A shut-off valve stops hot or cold water from travelling to a certain point in a building. Plumbers refer to this valve as a "gate valve" or "globe valve." They consider it "frozen" when it refuses to turn to the left or right with normal hand pressure. Do not try to force the valve, as that could damage the valve and other pipe fittings. Repair the valve as soon as you can to prevent a serious leak. This is an easy maintenance job that involves using a few basic household tools.
Locate the valve that controls the flow of water to the stuck shut-off valve. Turn it to the "off" position. You can shut off hot water at the hot water tank and cold water at the shut-off near the water meter.

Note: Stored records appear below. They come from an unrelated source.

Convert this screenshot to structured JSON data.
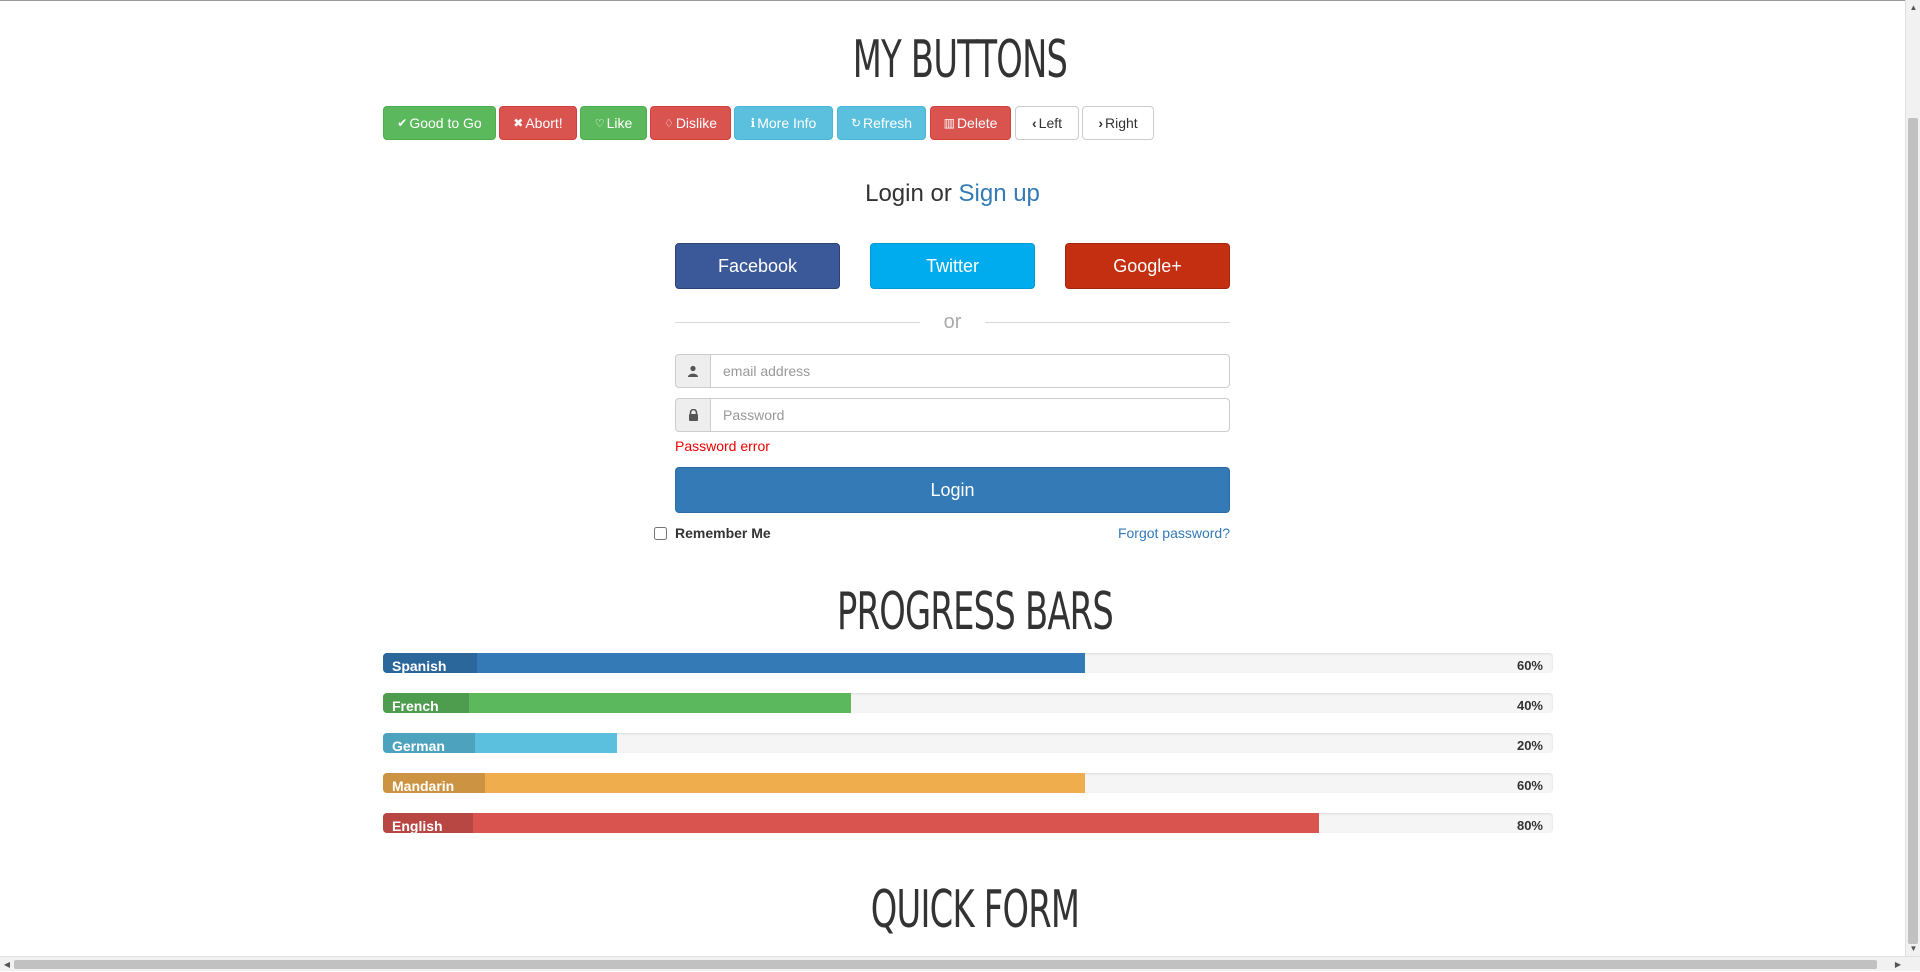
{
  "headings": {
    "buttons": "MY BUTTONS",
    "progress": "PROGRESS BARS",
    "quick_form": "QUICK FORM"
  },
  "buttons": [
    {
      "label": "Good to Go",
      "icon": "check-icon",
      "glyph": "✔",
      "style": "success"
    },
    {
      "label": "Abort!",
      "icon": "remove-icon",
      "glyph": "✖",
      "style": "danger"
    },
    {
      "label": "Like",
      "icon": "thumbs-up-icon",
      "glyph": "👍",
      "style": "success"
    },
    {
      "label": "Dislike",
      "icon": "thumbs-down-icon",
      "glyph": "👎",
      "style": "danger"
    },
    {
      "label": "More Info",
      "icon": "info-sign-icon",
      "glyph": "ℹ",
      "style": "info"
    },
    {
      "label": "Refresh",
      "icon": "refresh-icon",
      "glyph": "↻",
      "style": "info"
    },
    {
      "label": "Delete",
      "icon": "trash-icon",
      "glyph": "🗑",
      "style": "danger"
    },
    {
      "label": "Left",
      "icon": "chevron-left-icon",
      "glyph": "‹",
      "style": "default"
    },
    {
      "label": "Right",
      "icon": "chevron-right-icon",
      "glyph": "›",
      "style": "default"
    }
  ],
  "login": {
    "heading_prefix": "Login or",
    "signup_link": "Sign up",
    "social": {
      "facebook": "Facebook",
      "twitter": "Twitter",
      "google": "Google+"
    },
    "divider": "or",
    "email_placeholder": "email address",
    "password_placeholder": "Password",
    "password_error": "Password error",
    "login_button": "Login",
    "remember_me": "Remember Me",
    "forgot_password": "Forgot password?"
  },
  "progress_bars": [
    {
      "label": "Spanish",
      "value": 60,
      "display": "60%",
      "color": "#337ab7"
    },
    {
      "label": "French",
      "value": 40,
      "display": "40%",
      "color": "#5cb85c"
    },
    {
      "label": "German",
      "value": 20,
      "display": "20%",
      "color": "#5bc0de"
    },
    {
      "label": "Mandarin",
      "value": 60,
      "display": "60%",
      "color": "#f0ad4e"
    },
    {
      "label": "English",
      "value": 80,
      "display": "80%",
      "color": "#d9534f"
    }
  ]
}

Tap on the shutoff valve body with the handle of an adjustable wrench. Try to turn the valve handle clockwise with your hand.
Loosen the packing nut of the shutoff valve with an adjustable wrench. Tighten the nut when it begins to leak water. Try the handle again.
Remove the valve handle. Use a screwdriver to remove the screw that holds the handle in place. Lift the handle off and set it aside with the screw.
Soak the groove around the base of the handle stem with penetrating lubricant. Wait 15 minutes for the lubricant to penetrate.
Grasp the handle stem with locking pliers and apply gentle pressure while turning it clockwise. If the handle stem fails to loosen, turn it slightly in the opposite direction. Apply more penetrating oil and repeat the process with the pliers.
Label water pipes and other lines to show what they carry and to which destination.
Be careful when attempting to free a stuck water valve shut-off. Copper pipes and brass fittings may crack or rupture if you strike them with a heavy hammer.